A remarkable essay has been published on the Village Voice website. Under the headline “Tupac Shakur, the Los Angeles Times, and Why I’m Still Unemployed: A Personal History by Chuck Philips,” the Pulitzer Prize winning journalist details for the first time his version of the events leading up to, and following, March 26, 2008.
That’s the day The Smoking Gun exposed as fake court documents referenced in a Calendar front-page story by Philips about a 1994 assault in Queens, NY on rapper Tupac Shakur. He says it was not his idea to web-publish and liberally source the FBI-302 documents, but rather that of his LAT editor and the paper’s lawyer. Philips also accuses the paper of failing to properly support one of their own by refusing to litigate against the target of his piece (and subsequent accuser) James “Jimmy Henchman” Rosemond:

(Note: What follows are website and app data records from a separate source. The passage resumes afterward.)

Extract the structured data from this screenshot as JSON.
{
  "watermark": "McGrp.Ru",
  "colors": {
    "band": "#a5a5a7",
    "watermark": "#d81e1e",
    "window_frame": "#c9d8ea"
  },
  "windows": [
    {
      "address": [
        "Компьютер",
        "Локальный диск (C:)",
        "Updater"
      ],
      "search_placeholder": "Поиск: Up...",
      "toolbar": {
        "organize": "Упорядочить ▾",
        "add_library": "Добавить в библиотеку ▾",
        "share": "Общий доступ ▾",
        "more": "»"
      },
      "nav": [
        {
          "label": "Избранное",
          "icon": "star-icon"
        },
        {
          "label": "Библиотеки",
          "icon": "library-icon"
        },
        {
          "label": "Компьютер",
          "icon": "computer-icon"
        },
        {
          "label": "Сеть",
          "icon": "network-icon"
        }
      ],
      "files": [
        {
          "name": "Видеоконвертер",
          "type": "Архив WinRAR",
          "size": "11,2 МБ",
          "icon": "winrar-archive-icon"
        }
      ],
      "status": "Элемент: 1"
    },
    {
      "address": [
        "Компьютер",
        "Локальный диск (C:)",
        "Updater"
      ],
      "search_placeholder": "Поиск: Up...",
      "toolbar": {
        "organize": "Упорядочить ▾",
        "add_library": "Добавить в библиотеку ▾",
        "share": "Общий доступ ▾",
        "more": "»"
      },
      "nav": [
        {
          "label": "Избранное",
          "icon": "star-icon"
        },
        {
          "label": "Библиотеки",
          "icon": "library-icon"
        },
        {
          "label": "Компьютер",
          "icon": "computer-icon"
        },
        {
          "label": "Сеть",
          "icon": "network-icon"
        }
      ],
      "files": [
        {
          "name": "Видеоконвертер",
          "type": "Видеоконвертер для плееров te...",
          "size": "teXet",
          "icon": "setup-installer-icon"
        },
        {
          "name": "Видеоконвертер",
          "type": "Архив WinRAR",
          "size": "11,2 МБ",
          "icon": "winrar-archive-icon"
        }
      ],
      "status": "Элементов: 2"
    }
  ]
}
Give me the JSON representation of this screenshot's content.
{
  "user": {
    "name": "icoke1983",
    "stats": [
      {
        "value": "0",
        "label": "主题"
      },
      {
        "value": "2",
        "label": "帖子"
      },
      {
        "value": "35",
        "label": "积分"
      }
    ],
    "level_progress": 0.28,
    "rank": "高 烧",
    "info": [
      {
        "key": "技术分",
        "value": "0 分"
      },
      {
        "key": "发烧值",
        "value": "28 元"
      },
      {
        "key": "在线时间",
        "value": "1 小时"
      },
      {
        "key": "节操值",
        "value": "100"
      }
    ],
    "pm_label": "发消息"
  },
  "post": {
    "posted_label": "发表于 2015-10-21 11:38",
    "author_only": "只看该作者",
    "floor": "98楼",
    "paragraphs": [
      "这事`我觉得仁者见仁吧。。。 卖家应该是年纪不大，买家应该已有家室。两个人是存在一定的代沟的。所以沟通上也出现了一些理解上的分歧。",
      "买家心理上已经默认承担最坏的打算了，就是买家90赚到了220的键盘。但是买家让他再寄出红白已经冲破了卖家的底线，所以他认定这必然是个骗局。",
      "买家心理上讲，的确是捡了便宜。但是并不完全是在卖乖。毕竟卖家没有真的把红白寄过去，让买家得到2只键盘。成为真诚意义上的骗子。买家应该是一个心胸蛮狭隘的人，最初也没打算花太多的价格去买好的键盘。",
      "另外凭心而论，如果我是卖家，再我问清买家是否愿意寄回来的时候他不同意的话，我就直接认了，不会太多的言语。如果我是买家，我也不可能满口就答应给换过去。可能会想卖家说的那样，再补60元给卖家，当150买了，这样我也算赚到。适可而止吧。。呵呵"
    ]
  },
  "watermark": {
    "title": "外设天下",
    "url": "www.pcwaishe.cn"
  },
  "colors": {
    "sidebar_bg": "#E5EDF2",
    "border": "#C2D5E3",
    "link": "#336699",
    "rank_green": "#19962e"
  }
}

Lawyers and editors rejected my recommendations, arguing it would be foolhardy to fight the case. The Times refused to defend the story in court. Instead, the paper crafted a retraction that sounded as if I had made up the entire story and sneaked it into print behind management’s back, without the knowledge, consent or guidance of senior editors and lawyers directly involved in its publication.
I was pressured for days to accept the way the paper wanted to phrase its April 7 retraction. But it was not accurate. My sources were solid. My reporting was solid. It was just that the documents turned out to be a fake. The retraction made me sound like Jayson Blair or Janet Cooke. Nothing could have been further from the truth…
The April 7 “retraction” seemed designed to blame me to protect the jobs of the individuals who authorized my story to be published. It was not true, or even remotely close to what a true correction is supposed to be.
Philips writes that despite multiple assurances by his editorial superiors, he was included in the paper’s next round of layoffs (June, 2008) – let go the same day the LAT signed a secret $250,000 out-of-court settlement with Henchman. And even last year, when Henchman’s best friend Dexter Isaac confessed to the 1994 crime as reported by Philips and exonerated the reporter, the LAT – says Philips – buried this news deep within the entertainment section.
This must-read Village Voice essay paints a very sorry picture of how the LAT dealt in a moment of crisis with an employee who faithfully served them for 18 years. At the very end of the piece, there is a two-paragraph reaction statement from the Times.